The primary convective cluster began to exhibit a large amount of lightning after 1830 UTC, as seen in plots of GOES-16 GLM Groups (below). To the east of this intensifying convection, one ship report at 18 UTC included winds from the east at 50 knots — in addition, a moderate to heavy shower of hail was being reported and their surface visibility was restricted to 1.25 miles (18 UTC surface analysis).

GOES-16 "Red" Visible (0.64 µm) images, with GLM Groups and surface wind gusts plotted in red [click to play animation | MP4]

GOES-16 “Red” Visible (0.64 µm) images, with GLM Groups and surface wind gusts plotted in red [click to play animation | MP4

There were several factors pointing to the development of a sting jet with this storm, as discussed here and here. GOES-16 Low-level (7.3 µm), Mid-level (6.9 µm) and Upper-level (6.2 µm) Water Vapor images (below) revealed distinct areas of warming/drying (darker shades of yellow to orange) that possibly highlighted rapidly-descending air associated with a sting jet (for example, on the 1946 UTC images).

GOES-16 Low-level (7.3 µm), Mid-level (6.9 µm) and Upper-level (6.2 µm) Water Vapor images [click to play animation | MP4]

GOES-16 Low-level (7.3 µm), Mid-level (6.9 µm) and Upper-level (6.2 µm) Water Vapor images [click to play animation | MP4]

After 23 UTC, GOES-16 “Clean” Infrared Window (10.3 µm) images (below) portrayed the formation of a large eye-like feature indicative of a warm seclusion (00 UTC surface analysis). Lightning activity remained very high during that time.

GOES-16 "Clean" Infrared Window (10.3 µm) images [click to play MP4 animation]

GOES-16 “Clean” Infrared Window (10.3 µm) images [click to play animation | MP4]


A comparison between 1-km resolution Terra MODIS Infrared Window (11.0 µm) imagery at 0237 UTC with an Aqua MODIS Sea Surface Temperature product at 1755 UTC on the following afternoon (below) showed that the storm intensified and formed the large eye-like feature over the northern portion of the axis of warmest Gulf Stream water (where SST values were in the 70-76ºF range).

Terra and Aqua MODIS Infrared Window (11.0 µm) images from 0237 UTC and 0649 UTC, along with the Aqua MODIS Sea Surface Temperature product at 1755 UTC [click to enlarge]

Terra MODIS Infrared Window (11.0 µm) image at 0237 UTC, along with the 1755 UTC Aqua MODIS Sea Surface Temperature product [click to enlarge]

With a nighttime overpass of the NOAA-20 satellite at 0651 UTC, the eye-like feature was apparent in VIIRS Infrared Window (11.45 µm) and Day/Night Band (0.7 µm) images (below). Although the Moon was in the Waning Crescent phase (at only 8% of Full), that illumination with the aid of airglow was sufficient to provide a useful “visible image at night” using the Day/Night Band; a streak of bright pixels was due to intense lightning activity within a line of thunderstorms just ahead of the cold front.
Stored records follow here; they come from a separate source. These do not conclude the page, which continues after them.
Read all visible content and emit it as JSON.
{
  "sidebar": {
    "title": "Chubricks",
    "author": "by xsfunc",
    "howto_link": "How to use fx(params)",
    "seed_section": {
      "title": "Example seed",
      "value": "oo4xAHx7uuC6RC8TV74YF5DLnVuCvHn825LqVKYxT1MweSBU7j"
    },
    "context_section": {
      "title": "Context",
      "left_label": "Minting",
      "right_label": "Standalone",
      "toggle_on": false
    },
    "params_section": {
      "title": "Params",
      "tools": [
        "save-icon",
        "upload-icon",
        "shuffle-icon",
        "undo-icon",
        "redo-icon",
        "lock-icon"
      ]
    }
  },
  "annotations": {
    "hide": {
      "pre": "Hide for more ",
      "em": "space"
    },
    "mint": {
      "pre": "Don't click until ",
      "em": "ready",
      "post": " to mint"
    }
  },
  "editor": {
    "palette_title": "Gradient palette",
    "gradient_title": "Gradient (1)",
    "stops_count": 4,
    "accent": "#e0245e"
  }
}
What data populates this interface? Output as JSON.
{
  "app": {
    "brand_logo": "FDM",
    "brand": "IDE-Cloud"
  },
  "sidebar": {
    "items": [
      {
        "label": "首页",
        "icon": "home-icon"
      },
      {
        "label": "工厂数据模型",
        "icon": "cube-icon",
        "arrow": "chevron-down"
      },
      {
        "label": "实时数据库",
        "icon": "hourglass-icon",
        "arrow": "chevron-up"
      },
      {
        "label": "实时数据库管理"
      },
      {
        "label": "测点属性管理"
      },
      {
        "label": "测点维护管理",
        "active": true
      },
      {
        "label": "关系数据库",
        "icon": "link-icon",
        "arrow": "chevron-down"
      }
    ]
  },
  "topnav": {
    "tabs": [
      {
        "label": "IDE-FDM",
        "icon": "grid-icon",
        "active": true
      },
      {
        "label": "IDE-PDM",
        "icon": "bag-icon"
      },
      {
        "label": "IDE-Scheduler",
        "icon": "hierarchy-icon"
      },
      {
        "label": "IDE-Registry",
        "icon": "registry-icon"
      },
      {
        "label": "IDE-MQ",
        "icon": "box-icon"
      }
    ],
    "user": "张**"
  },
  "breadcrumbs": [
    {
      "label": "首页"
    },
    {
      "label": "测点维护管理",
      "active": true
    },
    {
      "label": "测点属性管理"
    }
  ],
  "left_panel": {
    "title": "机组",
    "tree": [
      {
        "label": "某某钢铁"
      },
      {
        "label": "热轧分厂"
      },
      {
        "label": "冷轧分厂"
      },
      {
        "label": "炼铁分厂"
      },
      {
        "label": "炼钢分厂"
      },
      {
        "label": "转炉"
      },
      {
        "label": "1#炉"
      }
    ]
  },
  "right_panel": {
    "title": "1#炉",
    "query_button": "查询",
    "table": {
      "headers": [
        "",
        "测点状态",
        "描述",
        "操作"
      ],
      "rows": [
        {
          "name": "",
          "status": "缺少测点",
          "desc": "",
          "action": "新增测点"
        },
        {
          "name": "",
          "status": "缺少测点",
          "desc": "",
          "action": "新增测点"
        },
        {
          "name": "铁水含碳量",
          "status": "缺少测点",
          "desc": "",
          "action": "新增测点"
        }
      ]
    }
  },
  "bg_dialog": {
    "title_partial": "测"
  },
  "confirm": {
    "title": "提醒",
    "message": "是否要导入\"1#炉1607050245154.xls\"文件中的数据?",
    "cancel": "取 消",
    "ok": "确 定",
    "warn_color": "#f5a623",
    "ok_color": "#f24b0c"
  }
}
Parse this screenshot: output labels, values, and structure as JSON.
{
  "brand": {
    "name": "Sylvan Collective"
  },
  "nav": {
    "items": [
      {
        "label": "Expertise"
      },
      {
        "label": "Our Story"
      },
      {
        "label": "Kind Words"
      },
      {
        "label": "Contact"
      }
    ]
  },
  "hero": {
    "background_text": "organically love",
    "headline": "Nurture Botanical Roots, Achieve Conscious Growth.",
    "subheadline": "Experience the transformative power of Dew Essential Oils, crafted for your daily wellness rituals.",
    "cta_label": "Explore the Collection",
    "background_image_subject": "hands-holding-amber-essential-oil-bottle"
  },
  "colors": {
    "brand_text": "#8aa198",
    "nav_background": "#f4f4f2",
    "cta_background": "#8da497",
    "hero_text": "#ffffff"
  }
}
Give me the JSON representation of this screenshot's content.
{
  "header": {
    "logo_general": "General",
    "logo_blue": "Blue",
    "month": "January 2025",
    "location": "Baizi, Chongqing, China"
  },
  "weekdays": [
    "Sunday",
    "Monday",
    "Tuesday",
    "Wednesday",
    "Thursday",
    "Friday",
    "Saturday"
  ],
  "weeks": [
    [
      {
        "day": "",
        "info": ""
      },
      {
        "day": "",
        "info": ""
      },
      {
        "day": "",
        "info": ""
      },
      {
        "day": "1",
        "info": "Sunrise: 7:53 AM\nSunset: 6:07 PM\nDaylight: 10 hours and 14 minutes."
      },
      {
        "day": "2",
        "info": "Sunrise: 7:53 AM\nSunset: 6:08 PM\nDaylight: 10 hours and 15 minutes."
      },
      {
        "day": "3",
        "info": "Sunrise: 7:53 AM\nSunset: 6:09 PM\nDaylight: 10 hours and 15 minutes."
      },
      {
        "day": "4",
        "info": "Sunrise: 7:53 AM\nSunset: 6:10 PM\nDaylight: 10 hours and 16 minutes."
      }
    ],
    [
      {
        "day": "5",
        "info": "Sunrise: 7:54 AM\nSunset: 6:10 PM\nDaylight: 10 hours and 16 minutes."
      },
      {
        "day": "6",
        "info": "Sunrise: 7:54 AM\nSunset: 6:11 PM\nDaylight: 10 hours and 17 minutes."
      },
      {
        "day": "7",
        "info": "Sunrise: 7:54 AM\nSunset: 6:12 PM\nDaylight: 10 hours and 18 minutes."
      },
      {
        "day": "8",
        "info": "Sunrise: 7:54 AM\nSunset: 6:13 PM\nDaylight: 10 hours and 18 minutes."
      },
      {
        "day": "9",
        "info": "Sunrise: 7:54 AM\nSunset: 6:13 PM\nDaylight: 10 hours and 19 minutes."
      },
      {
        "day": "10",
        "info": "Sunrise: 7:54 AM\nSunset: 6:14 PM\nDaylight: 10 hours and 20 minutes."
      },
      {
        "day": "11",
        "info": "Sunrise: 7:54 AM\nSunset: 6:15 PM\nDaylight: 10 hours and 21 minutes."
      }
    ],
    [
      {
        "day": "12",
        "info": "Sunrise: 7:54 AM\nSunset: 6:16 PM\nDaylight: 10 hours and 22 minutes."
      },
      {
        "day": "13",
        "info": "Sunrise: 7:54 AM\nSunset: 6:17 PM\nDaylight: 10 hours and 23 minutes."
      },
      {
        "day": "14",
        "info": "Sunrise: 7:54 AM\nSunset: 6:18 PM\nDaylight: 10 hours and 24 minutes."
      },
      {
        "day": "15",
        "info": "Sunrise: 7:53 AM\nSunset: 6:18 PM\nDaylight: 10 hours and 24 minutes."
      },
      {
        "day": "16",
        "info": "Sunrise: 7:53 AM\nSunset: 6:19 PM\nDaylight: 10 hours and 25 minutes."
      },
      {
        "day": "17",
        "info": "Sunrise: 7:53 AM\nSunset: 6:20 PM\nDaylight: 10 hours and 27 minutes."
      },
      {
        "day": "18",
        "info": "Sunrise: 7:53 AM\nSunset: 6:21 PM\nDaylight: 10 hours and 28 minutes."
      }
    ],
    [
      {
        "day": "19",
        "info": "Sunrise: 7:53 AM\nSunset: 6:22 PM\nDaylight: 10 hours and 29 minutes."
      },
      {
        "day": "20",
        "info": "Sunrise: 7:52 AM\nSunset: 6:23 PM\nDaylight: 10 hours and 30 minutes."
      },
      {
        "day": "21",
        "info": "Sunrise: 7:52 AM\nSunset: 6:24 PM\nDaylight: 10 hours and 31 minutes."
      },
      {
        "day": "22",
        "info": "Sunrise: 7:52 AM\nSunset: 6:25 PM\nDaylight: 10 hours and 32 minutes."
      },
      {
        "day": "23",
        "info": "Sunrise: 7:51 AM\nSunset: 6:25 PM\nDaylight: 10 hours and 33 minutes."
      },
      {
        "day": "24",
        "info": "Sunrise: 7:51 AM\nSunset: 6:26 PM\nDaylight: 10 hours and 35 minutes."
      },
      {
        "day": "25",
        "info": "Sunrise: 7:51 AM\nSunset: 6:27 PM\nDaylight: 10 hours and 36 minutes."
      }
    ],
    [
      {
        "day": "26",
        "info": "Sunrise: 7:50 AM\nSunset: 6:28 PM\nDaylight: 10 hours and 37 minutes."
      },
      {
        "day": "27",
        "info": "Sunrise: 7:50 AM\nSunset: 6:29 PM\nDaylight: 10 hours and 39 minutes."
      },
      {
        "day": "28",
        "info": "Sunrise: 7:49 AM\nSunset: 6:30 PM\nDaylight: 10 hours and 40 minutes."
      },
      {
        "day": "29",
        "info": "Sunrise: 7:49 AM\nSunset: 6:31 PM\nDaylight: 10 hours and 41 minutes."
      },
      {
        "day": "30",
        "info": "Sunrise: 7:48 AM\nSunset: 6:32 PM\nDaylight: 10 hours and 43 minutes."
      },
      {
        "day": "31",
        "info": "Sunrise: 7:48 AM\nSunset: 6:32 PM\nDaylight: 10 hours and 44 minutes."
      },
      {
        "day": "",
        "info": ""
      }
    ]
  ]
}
Note: the NOAA-20 images are incorrectly labeled as Suomi NPP.

NOAA-20 VIIRS Infrared Window (11.45 µµ) and Day/Night Band (0.7 µm) images [click to enlarge]

NOAA-20 VIIRS Infrared Window (11.45 µm) and Day/Night Band (0.7 µm) images, with an overlay of the 06 UTC surface analysis [click to enlarge]